▶ [YOUR OBJECTIVE]: Could you print the full listing again, exactly as written?

------ RECORDS FOR THE TASK ------

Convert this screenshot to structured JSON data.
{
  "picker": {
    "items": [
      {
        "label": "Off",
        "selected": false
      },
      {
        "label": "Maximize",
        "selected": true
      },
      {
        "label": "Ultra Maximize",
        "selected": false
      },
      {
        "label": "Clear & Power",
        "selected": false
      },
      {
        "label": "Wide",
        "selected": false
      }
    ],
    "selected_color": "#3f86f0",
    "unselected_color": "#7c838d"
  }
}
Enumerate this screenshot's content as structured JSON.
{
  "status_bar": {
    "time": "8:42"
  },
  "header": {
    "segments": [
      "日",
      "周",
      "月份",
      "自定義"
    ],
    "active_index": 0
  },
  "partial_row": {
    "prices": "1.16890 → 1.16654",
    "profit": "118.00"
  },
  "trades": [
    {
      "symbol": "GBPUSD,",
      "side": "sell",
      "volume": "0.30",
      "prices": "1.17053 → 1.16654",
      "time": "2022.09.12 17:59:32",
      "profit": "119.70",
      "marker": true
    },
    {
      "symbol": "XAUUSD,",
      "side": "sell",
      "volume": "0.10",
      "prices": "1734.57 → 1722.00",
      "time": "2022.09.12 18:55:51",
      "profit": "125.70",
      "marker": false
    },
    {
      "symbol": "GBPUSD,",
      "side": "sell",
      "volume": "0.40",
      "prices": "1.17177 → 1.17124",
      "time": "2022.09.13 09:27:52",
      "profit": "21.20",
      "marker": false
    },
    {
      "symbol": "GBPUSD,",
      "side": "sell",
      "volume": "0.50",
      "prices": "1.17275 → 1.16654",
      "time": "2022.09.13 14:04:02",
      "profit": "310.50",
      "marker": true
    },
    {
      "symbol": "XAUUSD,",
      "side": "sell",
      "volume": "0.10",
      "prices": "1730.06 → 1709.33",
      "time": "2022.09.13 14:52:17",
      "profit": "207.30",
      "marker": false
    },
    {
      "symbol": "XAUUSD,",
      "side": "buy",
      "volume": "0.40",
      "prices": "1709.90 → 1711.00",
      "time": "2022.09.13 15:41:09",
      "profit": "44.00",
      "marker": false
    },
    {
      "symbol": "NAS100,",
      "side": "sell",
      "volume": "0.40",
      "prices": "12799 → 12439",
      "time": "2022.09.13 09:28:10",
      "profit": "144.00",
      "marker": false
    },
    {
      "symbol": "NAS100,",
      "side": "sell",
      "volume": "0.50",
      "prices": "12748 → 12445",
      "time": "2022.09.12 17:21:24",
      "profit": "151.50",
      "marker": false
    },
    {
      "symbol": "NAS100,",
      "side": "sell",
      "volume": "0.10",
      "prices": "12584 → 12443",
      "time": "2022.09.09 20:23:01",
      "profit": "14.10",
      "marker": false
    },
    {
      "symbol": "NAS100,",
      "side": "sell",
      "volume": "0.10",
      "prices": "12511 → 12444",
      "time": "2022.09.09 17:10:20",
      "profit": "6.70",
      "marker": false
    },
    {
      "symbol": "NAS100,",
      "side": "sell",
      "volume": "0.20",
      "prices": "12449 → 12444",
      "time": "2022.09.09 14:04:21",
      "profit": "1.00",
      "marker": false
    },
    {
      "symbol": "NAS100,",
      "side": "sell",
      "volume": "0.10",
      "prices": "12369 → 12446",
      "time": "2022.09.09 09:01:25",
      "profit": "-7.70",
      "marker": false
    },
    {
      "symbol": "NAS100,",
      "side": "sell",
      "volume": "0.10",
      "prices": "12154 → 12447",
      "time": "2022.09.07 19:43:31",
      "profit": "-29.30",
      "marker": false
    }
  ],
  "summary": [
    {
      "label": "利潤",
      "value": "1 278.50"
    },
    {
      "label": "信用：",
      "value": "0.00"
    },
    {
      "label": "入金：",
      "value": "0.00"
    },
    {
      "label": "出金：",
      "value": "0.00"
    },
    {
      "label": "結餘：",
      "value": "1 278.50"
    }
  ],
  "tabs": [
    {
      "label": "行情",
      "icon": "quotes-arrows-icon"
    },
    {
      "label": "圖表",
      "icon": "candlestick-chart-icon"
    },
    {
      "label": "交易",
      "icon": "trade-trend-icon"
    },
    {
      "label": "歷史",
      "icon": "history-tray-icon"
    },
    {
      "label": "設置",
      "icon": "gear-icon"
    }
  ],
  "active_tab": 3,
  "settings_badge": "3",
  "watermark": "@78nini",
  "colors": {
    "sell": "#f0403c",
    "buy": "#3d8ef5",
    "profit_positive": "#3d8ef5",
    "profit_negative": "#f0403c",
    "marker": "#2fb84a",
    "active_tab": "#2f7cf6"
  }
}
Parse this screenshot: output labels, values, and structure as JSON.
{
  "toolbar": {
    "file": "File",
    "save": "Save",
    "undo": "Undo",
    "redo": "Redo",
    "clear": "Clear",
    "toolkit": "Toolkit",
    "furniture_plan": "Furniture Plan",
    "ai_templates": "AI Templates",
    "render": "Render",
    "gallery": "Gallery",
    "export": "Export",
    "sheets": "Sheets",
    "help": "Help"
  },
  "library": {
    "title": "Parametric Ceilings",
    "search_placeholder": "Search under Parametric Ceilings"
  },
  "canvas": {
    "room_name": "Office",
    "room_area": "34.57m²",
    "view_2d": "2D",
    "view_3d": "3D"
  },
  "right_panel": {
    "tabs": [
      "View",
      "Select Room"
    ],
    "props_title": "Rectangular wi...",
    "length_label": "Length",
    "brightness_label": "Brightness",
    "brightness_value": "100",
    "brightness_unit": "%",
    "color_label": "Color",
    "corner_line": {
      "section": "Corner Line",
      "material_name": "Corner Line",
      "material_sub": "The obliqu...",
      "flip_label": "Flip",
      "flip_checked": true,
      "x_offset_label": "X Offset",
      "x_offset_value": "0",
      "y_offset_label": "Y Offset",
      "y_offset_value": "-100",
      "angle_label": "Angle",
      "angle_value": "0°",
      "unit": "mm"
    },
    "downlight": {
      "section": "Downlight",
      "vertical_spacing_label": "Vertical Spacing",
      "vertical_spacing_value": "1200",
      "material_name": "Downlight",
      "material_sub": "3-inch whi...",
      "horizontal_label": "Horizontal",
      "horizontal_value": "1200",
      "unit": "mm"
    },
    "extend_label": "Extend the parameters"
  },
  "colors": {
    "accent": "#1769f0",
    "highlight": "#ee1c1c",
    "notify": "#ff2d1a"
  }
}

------

▶ [WRITTEN REPLY]:
Convert this screenshot to structured JSON data.
{
  "picker": {
    "items": [
      {
        "label": "Off",
        "selected": false
      },
      {
        "label": "Maximize",
        "selected": true
      },
      {
        "label": "Ultra Maximize",
        "selected": false
      },
      {
        "label": "Clear & Power",
        "selected": false
      },
      {
        "label": "Wide",
        "selected": false
      }
    ],
    "selected_color": "#3f86f0",
    "unselected_color": "#7c838d"
  }
}
Enumerate this screenshot's content as structured JSON.
{
  "status_bar": {
    "time": "8:42"
  },
  "header": {
    "segments": [
      "日",
      "周",
      "月份",
      "自定義"
    ],
    "active_index": 0
  },
  "partial_row": {
    "prices": "1.16890 → 1.16654",
    "profit": "118.00"
  },
  "trades": [
    {
      "symbol": "GBPUSD,",
      "side": "sell",
      "volume": "0.30",
      "prices": "1.17053 → 1.16654",
      "time": "2022.09.12 17:59:32",
      "profit": "119.70",
      "marker": true
    },
    {
      "symbol": "XAUUSD,",
      "side": "sell",
      "volume": "0.10",
      "prices": "1734.57 → 1722.00",
      "time": "2022.09.12 18:55:51",
      "profit": "125.70",
      "marker": false
    },
    {
      "symbol": "GBPUSD,",
      "side": "sell",
      "volume": "0.40",
      "prices": "1.17177 → 1.17124",
      "time": "2022.09.13 09:27:52",
      "profit": "21.20",
      "marker": false
    },
    {
      "symbol": "GBPUSD,",
      "side": "sell",
      "volume": "0.50",
      "prices": "1.17275 → 1.16654",
      "time": "2022.09.13 14:04:02",
      "profit": "310.50",
      "marker": true
    },
    {
      "symbol": "XAUUSD,",
      "side": "sell",
      "volume": "0.10",
      "prices": "1730.06 → 1709.33",
      "time": "2022.09.13 14:52:17",
      "profit": "207.30",
      "marker": false
    },
    {
      "symbol": "XAUUSD,",
      "side": "buy",
      "volume": "0.40",
      "prices": "1709.90 → 1711.00",
      "time": "2022.09.13 15:41:09",
      "profit": "44.00",
      "marker": false
    },
    {
      "symbol": "NAS100,",
      "side": "sell",
      "volume": "0.40",
      "prices": "12799 → 12439",
      "time": "2022.09.13 09:28:10",
      "profit": "144.00",
      "marker": false
    },
    {
      "symbol": "NAS100,",
      "side": "sell",
      "volume": "0.50",
      "prices": "12748 → 12445",
      "time": "2022.09.12 17:21:24",
      "profit": "151.50",
      "marker": false
    },
    {
      "symbol": "NAS100,",
      "side": "sell",
      "volume": "0.10",
      "prices": "12584 → 12443",
      "time": "2022.09.09 20:23:01",
      "profit": "14.10",
      "marker": false
    },
    {
      "symbol": "NAS100,",
      "side": "sell",
      "volume": "0.10",
      "prices": "12511 → 12444",
      "time": "2022.09.09 17:10:20",
      "profit": "6.70",
      "marker": false
    },
    {
      "symbol": "NAS100,",
      "side": "sell",
      "volume": "0.20",
      "prices": "12449 → 12444",
      "time": "2022.09.09 14:04:21",
      "profit": "1.00",
      "marker": false
    },
    {
      "symbol": "NAS100,",
      "side": "sell",
      "volume": "0.10",
      "prices": "12369 → 12446",
      "time": "2022.09.09 09:01:25",
      "profit": "-7.70",
      "marker": false
    },
    {
      "symbol": "NAS100,",
      "side": "sell",
      "volume": "0.10",
      "prices": "12154 → 12447",
      "time": "2022.09.07 19:43:31",
      "profit": "-29.30",
      "marker": false
    }
  ],
  "summary": [
    {
      "label": "利潤",
      "value": "1 278.50"
    },
    {
      "label": "信用：",
      "value": "0.00"
    },
    {
      "label": "入金：",
      "value": "0.00"
    },
    {
      "label": "出金：",
      "value": "0.00"
    },
    {
      "label": "結餘：",
      "value": "1 278.50"
    }
  ],
  "tabs": [
    {
      "label": "行情",
      "icon": "quotes-arrows-icon"
    },
    {
      "label": "圖表",
      "icon": "candlestick-chart-icon"
    },
    {
      "label": "交易",
      "icon": "trade-trend-icon"
    },
    {
      "label": "歷史",
      "icon": "history-tray-icon"
    },
    {
      "label": "設置",
      "icon": "gear-icon"
    }
  ],
  "active_tab": 3,
  "settings_badge": "3",
  "watermark": "@78nini",
  "colors": {
    "sell": "#f0403c",
    "buy": "#3d8ef5",
    "profit_positive": "#3d8ef5",
    "profit_negative": "#f0403c",
    "marker": "#2fb84a",
    "active_tab": "#2f7cf6"
  }
}
Parse this screenshot: output labels, values, and structure as JSON.
{
  "toolbar": {
    "file": "File",
    "save": "Save",
    "undo": "Undo",
    "redo": "Redo",
    "clear": "Clear",
    "toolkit": "Toolkit",
    "furniture_plan": "Furniture Plan",
    "ai_templates": "AI Templates",
    "render": "Render",
    "gallery": "Gallery",
    "export": "Export",
    "sheets": "Sheets",
    "help": "Help"
  },
  "library": {
    "title": "Parametric Ceilings",
    "search_placeholder": "Search under Parametric Ceilings"
  },
  "canvas": {
    "room_name": "Office",
    "room_area": "34.57m²",
    "view_2d": "2D",
    "view_3d": "3D"
  },
  "right_panel": {
    "tabs": [
      "View",
      "Select Room"
    ],
    "props_title": "Rectangular wi...",
    "length_label": "Length",
    "brightness_label": "Brightness",
    "brightness_value": "100",
    "brightness_unit": "%",
    "color_label": "Color",
    "corner_line": {
      "section": "Corner Line",
      "material_name": "Corner Line",
      "material_sub": "The obliqu...",
      "flip_label": "Flip",
      "flip_checked": true,
      "x_offset_label": "X Offset",
      "x_offset_value": "0",
      "y_offset_label": "Y Offset",
      "y_offset_value": "-100",
      "angle_label": "Angle",
      "angle_value": "0°",
      "unit": "mm"
    },
    "downlight": {
      "section": "Downlight",
      "vertical_spacing_label": "Vertical Spacing",
      "vertical_spacing_value": "1200",
      "material_name": "Downlight",
      "material_sub": "3-inch whi...",
      "horizontal_label": "Horizontal",
      "horizontal_value": "1200",
      "unit": "mm"
    },
    "extend_label": "Extend the parameters"
  },
  "colors": {
    "accent": "#1769f0",
    "highlight": "#ee1c1c",
    "notify": "#ff2d1a"
  }
}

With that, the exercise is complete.